* [Action item]: From the listing below, pull out all lines with "icon" in them.

* [Entries supplied]:
%%
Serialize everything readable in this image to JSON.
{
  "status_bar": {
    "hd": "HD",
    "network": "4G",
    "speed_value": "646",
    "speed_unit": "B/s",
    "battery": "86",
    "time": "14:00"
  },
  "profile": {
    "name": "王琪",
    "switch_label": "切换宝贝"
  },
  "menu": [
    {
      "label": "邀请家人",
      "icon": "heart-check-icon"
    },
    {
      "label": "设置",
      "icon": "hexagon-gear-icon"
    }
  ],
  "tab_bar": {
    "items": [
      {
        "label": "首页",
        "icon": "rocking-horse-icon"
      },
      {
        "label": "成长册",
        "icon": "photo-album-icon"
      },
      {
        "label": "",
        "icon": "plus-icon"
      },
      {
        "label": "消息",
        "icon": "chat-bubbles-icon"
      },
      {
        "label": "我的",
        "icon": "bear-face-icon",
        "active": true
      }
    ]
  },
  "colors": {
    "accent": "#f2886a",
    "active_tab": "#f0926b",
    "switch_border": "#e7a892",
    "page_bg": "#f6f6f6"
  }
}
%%
* [Final answer]:
      "icon": "heart-check-icon"
      "icon": "hexagon-gear-icon"
        "icon": "rocking-horse-icon"
        "icon": "photo-album-icon"
        "icon": "plus-icon"
        "icon": "chat-bubbles-icon"
        "icon": "bear-face-icon",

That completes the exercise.